Industrial Quality Control
Oil immersion microscopy is employed in quality control and inspection processes in various industries, such as pharmaceuticals, food processing, and materials science, to examine the structure and composition of materials.
Oil immersion microscopy is used in forensic science to analyze evidence, such as fibers, hairs, and trace materials, to help solve crimes and identify perpetrators.
Oil immersion is a fundamental technique in microscopy that significantly enhances the performance and capabilities of microscopes. By creating a continuous optical path between the objective lens and the specimen, oil immersion increases the numerical aperture, improves resolution, enhances contrast, and facilitates the study of fine details. Whether you’re a researcher, scientist, or technician, understanding the benefits and applications of oil immersion microscopy is essential for unlocking the full potential of these powerful instruments.
Frequently Asked Questions
Why can’t water be used instead of oil for immersion?
Water has a lower refractive index than oil, which results in a lower numerical aperture and reduced resolving power. Additionally, water evaporates more easily and can cause image distortion.
What are the disadvantages of using oil immersion?
Oil immersion requires specialized objectives and can be more time-consuming to set up. Additionally, oil can potentially damage the objective lens if not cleaned properly.
What are the alternatives to oil immersion?
Alternative techniques to oil immersion include water immersion and dry objectives. However, these methods typically offer lower resolution and reduced image quality compared to oil immersion.
How do I clean the oil immersion objective after use?
After using oil immersion, it is crucial to clean the objective lens thoroughly. Use a lens cleaning tissue moistened with lens cleaning solution to gently wipe away the oil. Avoid using harsh chemicals or excessive pressure, as this can damage the lens.
When should I use oil immersion microscopy?
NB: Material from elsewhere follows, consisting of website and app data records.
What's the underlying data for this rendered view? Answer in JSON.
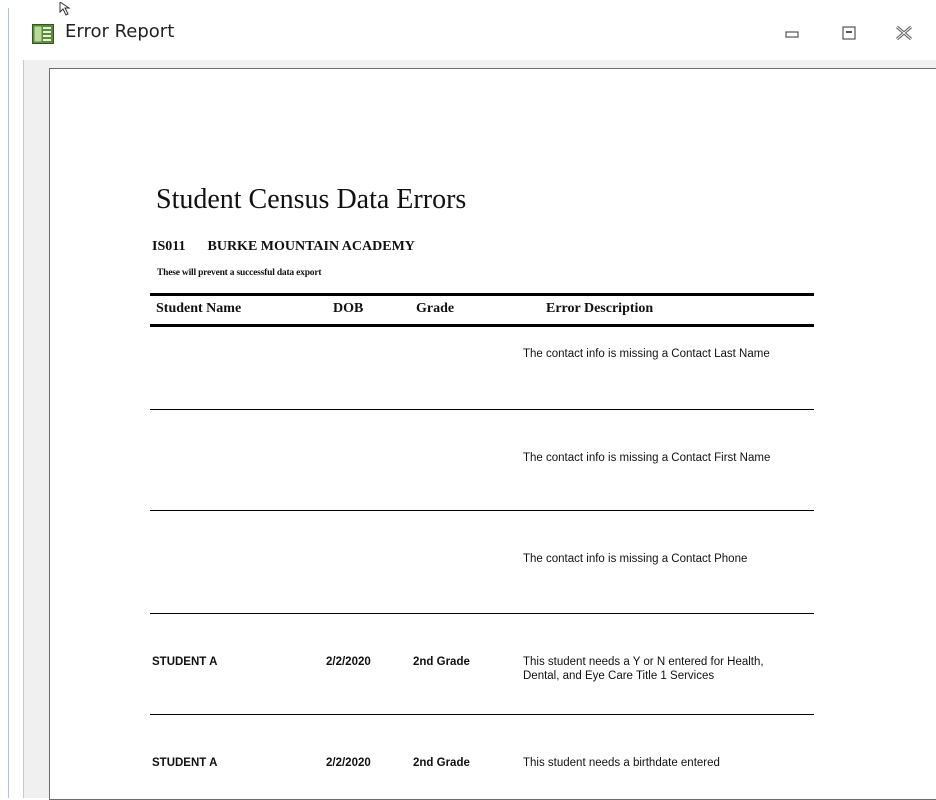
{
  "window": {
    "title": "Error Report",
    "icon": "access-report-icon",
    "buttons": {
      "minimize": "minimize-icon",
      "restore": "restore-icon",
      "close": "close-icon"
    }
  },
  "report": {
    "title": "Student Census Data Errors",
    "school_code": "IS011",
    "school_name": "BURKE MOUNTAIN ACADEMY",
    "subtitle": "These will prevent a successful data export",
    "columns": {
      "student_name": "Student Name",
      "dob": "DOB",
      "grade": "Grade",
      "error_description": "Error Description"
    },
    "rows": [
      {
        "student": "",
        "dob": "",
        "grade": "",
        "error": "The contact info is missing a Contact Last Name"
      },
      {
        "student": "",
        "dob": "",
        "grade": "",
        "error": "The contact info is missing a Contact First Name"
      },
      {
        "student": "",
        "dob": "",
        "grade": "",
        "error": "The contact info is missing a Contact Phone"
      },
      {
        "student": "STUDENT A",
        "dob": "2/2/2020",
        "grade": "2nd Grade",
        "error": "This student needs a Y or N entered for Health, Dental, and Eye Care Title 1 Services"
      },
      {
        "student": "STUDENT A",
        "dob": "2/2/2020",
        "grade": "2nd Grade",
        "error": "This student needs a birthdate entered"
      }
    ]
  }
}
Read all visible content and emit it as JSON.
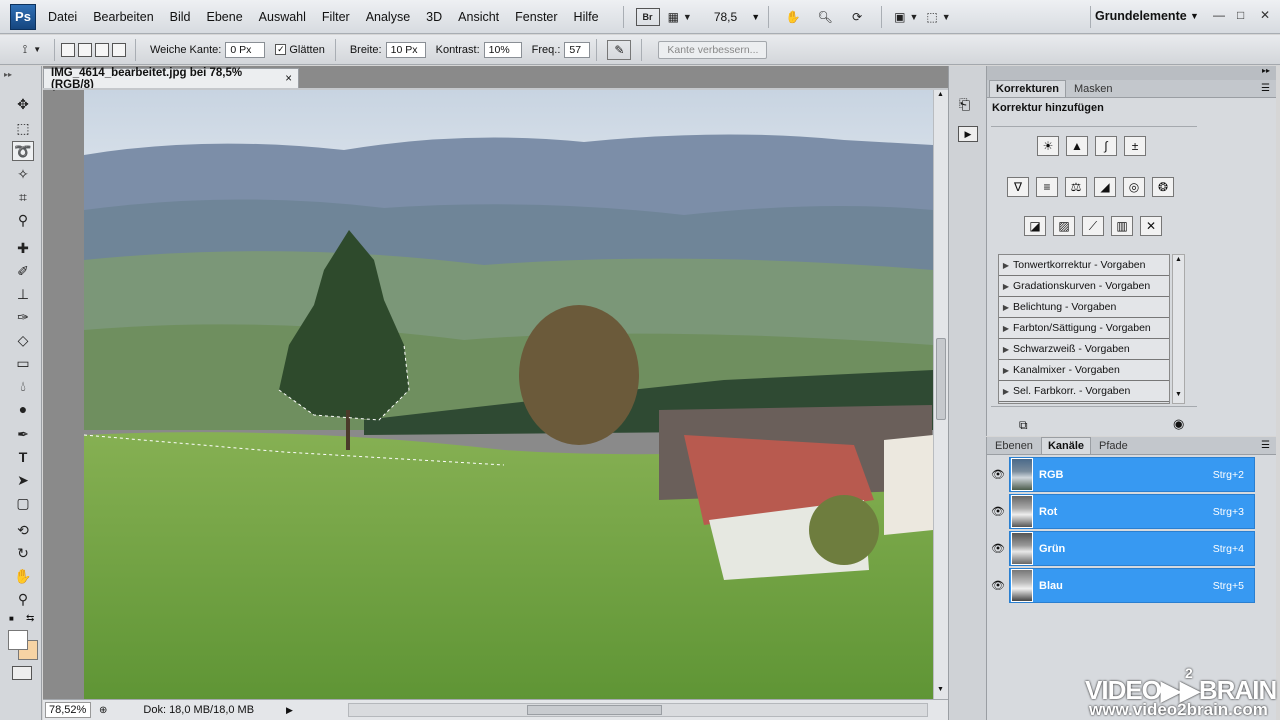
{
  "app": {
    "logo": "Ps"
  },
  "menubar": {
    "items": [
      "Datei",
      "Bearbeiten",
      "Bild",
      "Ebene",
      "Auswahl",
      "Filter",
      "Analyse",
      "3D",
      "Ansicht",
      "Fenster",
      "Hilfe"
    ],
    "bridge_label": "Br",
    "zoom": "78,5",
    "workspace": "Grundelemente"
  },
  "options": {
    "feather_label": "Weiche Kante:",
    "feather_value": "0 Px",
    "antialias_label": "Glätten",
    "width_label": "Breite:",
    "width_value": "10 Px",
    "contrast_label": "Kontrast:",
    "contrast_value": "10%",
    "freq_label": "Freq.:",
    "freq_value": "57",
    "refine_edge_label": "Kante verbessern..."
  },
  "document": {
    "tab_title": "IMG_4614_bearbeitet.jpg bei 78,5% (RGB/8)",
    "close": "×"
  },
  "status": {
    "zoom": "78,52%",
    "doc_size": "Dok: 18,0 MB/18,0 MB"
  },
  "adjustments": {
    "tabs": [
      "Korrekturen",
      "Masken"
    ],
    "heading": "Korrektur hinzufügen",
    "presets": [
      "Tonwertkorrektur - Vorgaben",
      "Gradationskurven - Vorgaben",
      "Belichtung - Vorgaben",
      "Farbton/Sättigung - Vorgaben",
      "Schwarzweiß - Vorgaben",
      "Kanalmixer - Vorgaben",
      "Sel. Farbkorr. - Vorgaben"
    ]
  },
  "layers_panel": {
    "tabs": [
      "Ebenen",
      "Kanäle",
      "Pfade"
    ],
    "channels": [
      {
        "name": "RGB",
        "shortcut": "Strg+2"
      },
      {
        "name": "Rot",
        "shortcut": "Strg+3"
      },
      {
        "name": "Grün",
        "shortcut": "Strg+4"
      },
      {
        "name": "Blau",
        "shortcut": "Strg+5"
      }
    ]
  },
  "watermark": {
    "brand": "VIDEO▶▶BRAIN",
    "superscript": "2",
    "url": "www.video2brain.com"
  },
  "colors": {
    "accent": "#3799f2",
    "foreground": "#ffffff",
    "background": "#f6d3a4"
  }
}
Oil immersion microscopy is recommended when you need to achieve the highest possible resolution and image quality. It is particularly useful for examining specimens with fine details or structures that require high magnification.